John Napier, laird of Merchiston, the inventor of logarithms, born at Merchiston castle, near Edinburgh, in 1550, died there, April 4, 1617. In 1562 he entered St. Salvator's college in the university of St. Andrews, and subsequently passed several years in travelling in France, Italy, and Spain. On his return to his native country he did not mingle in active life, and but little is known of him until he had arrived at the age of 40. In 1593 he published "A Plain Discovery of the Revelation of St. John " (4to, Edinburgh), and in the dedication gave King James some advice in regard to religious matters, and the propriety of reformation in his own " house, family, and court." A letter of his to Anthony Bacon, concerning secret inventions for national de-fence, written in 1596, still exists in the archbishop's library, Lambeth. One of these was for a burning mirror to set fire to ships by reflecting the rays of the sun; another was a device to accomplish the same purpose by reflecting "the beams of any material fire or flame;" another an instrument which should scatter such an amount of shot in all quarters as to destroy everything near it.

Nothing is heard of him after this until in 1614 he brought out his system of logarithms, entitled Mirifici Logarithmorum Ganonis Descriptio (4to, Edinburgh). Although published then, it is evident that Napier had begun the investigation of this subject before 1594, from a letter written by Kepler to Crugerus in 1624, in which he says: Nihil autem Nepierianam rationem esse puto; etsi Scotus quidem Uteris ad Tychonem, anno 1594, scriptis jam spem fecit canonis illius mirifici. No sooner was the work published than Henry Briggs, then professor of mathematics in Gresham college, London, began the application of the rules in his Imitatio Nepierea, and the system proposed by him is now commonly used. Napier's last work was his Llabdologioe seu Numevatio-v is per Virgulas Libri duo (12mo, Edinburgh, 1617), in which he explained a contrivance to facilitate multiplication and division by means of small rods, which invention goes under the name of Napier's bones. After his death was published his Mirifici Logarithmorum Canonis Constructio (12mo, 1619), in which he explained the principle of the construction of logarithms. Napier also enriched the science of trigonometry by the general theorem for the resolution of all the cases of right-angled spherical triangles.

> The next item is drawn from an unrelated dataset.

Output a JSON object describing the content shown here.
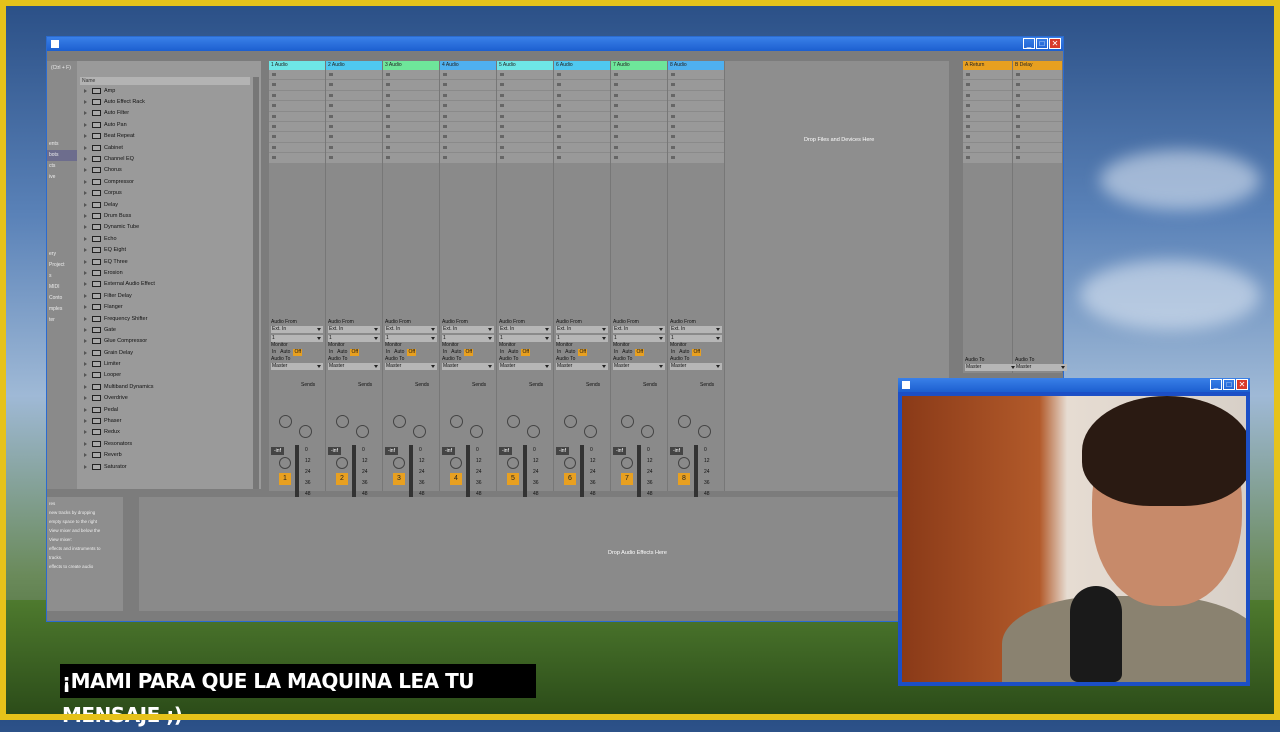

There are two lives of Napier: one by the earl of Buchan, with an analysis of his works by Dr. Walter Minto (1787), and another by Mark Napier (1834).